It takes a lot of work to maintain my health. Since I have GERD, allergies, and exercise-induced asthma, I have to take shots, nasal sprays, pills, steroid inhalers, rescue inhalers. I’m not supposed to have coffee and chocolate. I can’t eat or drink 3 hours before exercise or bed time. If I drink too much during a match, I’ll even throw up water. It’s frustrating to have to worry about throwing up every time I play. Or brush my teeth, even. But giving up dental hygiene and tennis are not options.

My mental health is always hanging in the balance. It’s work to maintain my sleep cycle because of my night owlness. I can’t miss any of my drugs. I can’t miss Ativan for even one night. I meditate, pray, journal, exercise, and all of the other self-care strategies. But despite my best efforts, I can never make it to the end of the term without burning out before I cross the finish line. I can’t handle the stress of my life. I can’t get out of bed right now. It makes me feel weak. Inadequate. Unable to do the basic tasks of life.

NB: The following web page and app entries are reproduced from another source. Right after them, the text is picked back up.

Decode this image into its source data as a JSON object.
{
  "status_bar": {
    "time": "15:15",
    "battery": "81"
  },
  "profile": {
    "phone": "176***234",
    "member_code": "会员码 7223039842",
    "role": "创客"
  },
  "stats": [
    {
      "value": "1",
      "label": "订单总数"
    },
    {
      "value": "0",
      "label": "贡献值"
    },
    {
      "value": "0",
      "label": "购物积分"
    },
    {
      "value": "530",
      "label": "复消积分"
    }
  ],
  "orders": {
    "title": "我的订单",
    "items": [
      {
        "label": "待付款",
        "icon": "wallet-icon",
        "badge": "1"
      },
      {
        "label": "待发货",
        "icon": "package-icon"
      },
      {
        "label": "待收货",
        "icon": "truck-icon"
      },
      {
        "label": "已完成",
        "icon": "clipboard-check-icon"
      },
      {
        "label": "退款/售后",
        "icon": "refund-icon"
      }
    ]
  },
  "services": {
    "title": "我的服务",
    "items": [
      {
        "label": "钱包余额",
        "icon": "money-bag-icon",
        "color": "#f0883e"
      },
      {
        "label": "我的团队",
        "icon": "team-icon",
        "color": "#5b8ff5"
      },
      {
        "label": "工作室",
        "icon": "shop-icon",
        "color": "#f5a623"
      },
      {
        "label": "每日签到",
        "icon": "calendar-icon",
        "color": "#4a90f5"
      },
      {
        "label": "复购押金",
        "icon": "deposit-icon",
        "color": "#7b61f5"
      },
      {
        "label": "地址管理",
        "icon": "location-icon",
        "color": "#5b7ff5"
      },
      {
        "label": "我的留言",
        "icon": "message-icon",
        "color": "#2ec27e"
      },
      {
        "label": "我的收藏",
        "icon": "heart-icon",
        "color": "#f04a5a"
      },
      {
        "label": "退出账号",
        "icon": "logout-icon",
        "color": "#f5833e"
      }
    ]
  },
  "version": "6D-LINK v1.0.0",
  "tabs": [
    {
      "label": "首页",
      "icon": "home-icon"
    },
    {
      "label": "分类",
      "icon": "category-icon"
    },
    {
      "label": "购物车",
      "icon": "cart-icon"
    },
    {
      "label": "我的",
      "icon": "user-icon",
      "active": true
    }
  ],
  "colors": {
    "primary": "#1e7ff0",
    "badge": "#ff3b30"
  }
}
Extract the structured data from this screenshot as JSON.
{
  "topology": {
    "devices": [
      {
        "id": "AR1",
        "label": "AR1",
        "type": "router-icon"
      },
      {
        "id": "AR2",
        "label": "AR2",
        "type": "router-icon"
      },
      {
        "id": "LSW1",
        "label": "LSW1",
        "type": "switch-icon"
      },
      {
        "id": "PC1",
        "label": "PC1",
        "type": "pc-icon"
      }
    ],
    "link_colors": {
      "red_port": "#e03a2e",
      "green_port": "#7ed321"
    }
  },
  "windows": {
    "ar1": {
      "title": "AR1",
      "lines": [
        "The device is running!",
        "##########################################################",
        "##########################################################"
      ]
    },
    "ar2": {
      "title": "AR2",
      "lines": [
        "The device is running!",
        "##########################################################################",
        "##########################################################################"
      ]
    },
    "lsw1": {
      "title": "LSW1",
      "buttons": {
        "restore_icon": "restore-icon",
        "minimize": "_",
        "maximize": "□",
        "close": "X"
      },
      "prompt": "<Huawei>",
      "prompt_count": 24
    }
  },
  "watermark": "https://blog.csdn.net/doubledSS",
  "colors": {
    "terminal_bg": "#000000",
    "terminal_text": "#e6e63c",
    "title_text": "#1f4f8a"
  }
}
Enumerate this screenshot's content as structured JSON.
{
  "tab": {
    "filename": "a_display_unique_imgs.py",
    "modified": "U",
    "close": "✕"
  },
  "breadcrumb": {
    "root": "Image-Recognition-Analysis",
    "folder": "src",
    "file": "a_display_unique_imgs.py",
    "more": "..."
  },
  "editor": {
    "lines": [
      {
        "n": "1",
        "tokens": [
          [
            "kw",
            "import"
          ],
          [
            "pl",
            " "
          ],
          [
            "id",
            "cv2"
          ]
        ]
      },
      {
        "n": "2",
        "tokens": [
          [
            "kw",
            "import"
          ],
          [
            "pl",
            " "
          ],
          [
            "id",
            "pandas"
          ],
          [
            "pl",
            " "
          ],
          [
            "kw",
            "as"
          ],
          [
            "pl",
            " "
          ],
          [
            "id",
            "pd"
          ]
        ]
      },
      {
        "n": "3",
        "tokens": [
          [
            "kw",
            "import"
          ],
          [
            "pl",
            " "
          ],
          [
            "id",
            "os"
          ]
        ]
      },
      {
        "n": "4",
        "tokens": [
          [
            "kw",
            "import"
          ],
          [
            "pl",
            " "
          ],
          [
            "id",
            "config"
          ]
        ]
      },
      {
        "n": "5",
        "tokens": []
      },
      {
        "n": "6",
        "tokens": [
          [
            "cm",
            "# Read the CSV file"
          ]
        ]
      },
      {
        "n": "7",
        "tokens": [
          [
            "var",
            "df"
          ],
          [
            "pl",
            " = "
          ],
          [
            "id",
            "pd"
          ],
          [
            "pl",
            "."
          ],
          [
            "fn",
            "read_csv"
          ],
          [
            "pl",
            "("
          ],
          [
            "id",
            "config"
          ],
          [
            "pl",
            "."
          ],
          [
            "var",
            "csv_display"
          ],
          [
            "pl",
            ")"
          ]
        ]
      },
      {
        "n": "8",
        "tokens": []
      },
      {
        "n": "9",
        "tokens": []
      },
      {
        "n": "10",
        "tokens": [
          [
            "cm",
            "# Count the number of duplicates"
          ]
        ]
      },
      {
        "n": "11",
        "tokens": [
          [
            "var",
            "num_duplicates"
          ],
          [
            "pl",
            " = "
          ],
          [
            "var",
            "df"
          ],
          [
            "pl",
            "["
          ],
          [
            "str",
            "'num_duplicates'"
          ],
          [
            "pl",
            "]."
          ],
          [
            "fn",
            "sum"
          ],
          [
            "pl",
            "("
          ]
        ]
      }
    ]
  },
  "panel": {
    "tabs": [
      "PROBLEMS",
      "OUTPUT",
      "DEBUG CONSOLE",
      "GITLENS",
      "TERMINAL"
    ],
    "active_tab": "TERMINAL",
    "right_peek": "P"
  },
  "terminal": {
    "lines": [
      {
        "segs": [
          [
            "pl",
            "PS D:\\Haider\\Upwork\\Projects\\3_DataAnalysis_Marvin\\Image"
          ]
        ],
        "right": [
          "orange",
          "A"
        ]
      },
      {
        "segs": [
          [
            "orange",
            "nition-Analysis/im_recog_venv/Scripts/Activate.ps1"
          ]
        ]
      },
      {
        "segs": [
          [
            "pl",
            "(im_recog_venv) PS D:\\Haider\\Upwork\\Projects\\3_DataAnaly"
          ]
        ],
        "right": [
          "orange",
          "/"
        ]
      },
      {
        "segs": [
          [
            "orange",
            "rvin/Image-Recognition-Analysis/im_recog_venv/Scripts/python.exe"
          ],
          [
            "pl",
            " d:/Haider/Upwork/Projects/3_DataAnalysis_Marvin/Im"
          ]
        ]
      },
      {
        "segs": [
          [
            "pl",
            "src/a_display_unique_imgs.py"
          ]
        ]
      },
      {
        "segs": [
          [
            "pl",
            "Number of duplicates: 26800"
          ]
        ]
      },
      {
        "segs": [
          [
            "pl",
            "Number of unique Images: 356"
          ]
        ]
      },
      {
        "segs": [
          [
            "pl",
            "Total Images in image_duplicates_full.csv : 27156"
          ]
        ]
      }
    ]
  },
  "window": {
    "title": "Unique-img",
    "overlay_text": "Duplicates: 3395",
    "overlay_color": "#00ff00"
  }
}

Just got a call from my lawyer friend that my paperwork looks good to go, so I guess I’ll be filing for divorce this week for sure. If you believe in God, feel free to say a prayer for me. If you don’t, send positive vibes my way.

Grace

I’ve received a lot of comments from readers lately about being too hard on myself. Which is a little scary, because these comments were in response to posts where I purposely avoided criticizing myself. But perhaps people know me well enough by now to know what I’m thinking, even if I don’t say it out loud.

It’s hard to be honest about how these comments make me feel, because I don’t want to seem ungrateful. But if I’m afraid to say it, that probably means I should say it.

When I read comments that are meant to be supportive, I feel a little angry and defensive. I feel like I’m being told that I’m failing at self-improvement. The words forgiveness, self-compassion, and self-acceptance are in almost every single post, so it’s not like I don’t know that’s my problem; I’m just not getting better at them fast enough, apparently.

This morning as I was driving to work, I realized something about my reaction to these comments. I realized that they are hard to take in because it’s hard to take in love–love from others, love for myself, and love from God.

I have spent the last week in an email exchange with a loyal reader and friend who is trying to convince me that I don’t need to work so hard to earn God’s approval because God already loves me just as I am, in all of my glorious imperfection. I know that’s true for other people, but something in me resists believing that it’s true for me.

You would think it would be a relief to hear the thing that you most want to hear, but it often isn’t. You don’t want to let yourself off the hook. You don’t want to risk being too full of yourself. You might get complacent. You might become a sloth–which is a deadly sin.

That’s how the Inner Critic is for people like me. It’s like an abusive partner who does everything it can to make you feel bad about yourself as a way to keep you dependent on it. It uses the language of morality and turns it against you.

In therapy I address this part by telling clients that once they leave my office, the Inner Critic will try to undo all of the progress we have made. That perhaps it is even talking to them now while we are in session, telling them not to listen to me. It helps to let them know that I know all of its tricks.

I also tell clients that accepting love is a gift, and rejecting it hurts the giver. These clients are highly motivated to do good, so it is often eye-opening to reframe self-criticism as a form of rejecting others.

When I thought I could blog my way to self-acceptance, I assumed that sharing my vulnerabilities with the world would be sufficient. It helps, but it’s not enough. Without feedback from others, it’s still just me and the Inner Critic, duking it out.

In therapy, I tell clients that they are worthwhile as many times as it takes for them to believe it. Maybe that’s how blogging works, too. I will continue to write about what my demons say, and readers will keep telling me that I’m being too hard on myself, and I will get pissed off, but eventually I will believe them. Maybe one day the Inner Critic will lose its power to make me feel bad about myself.

Maybe God works through blogs, too.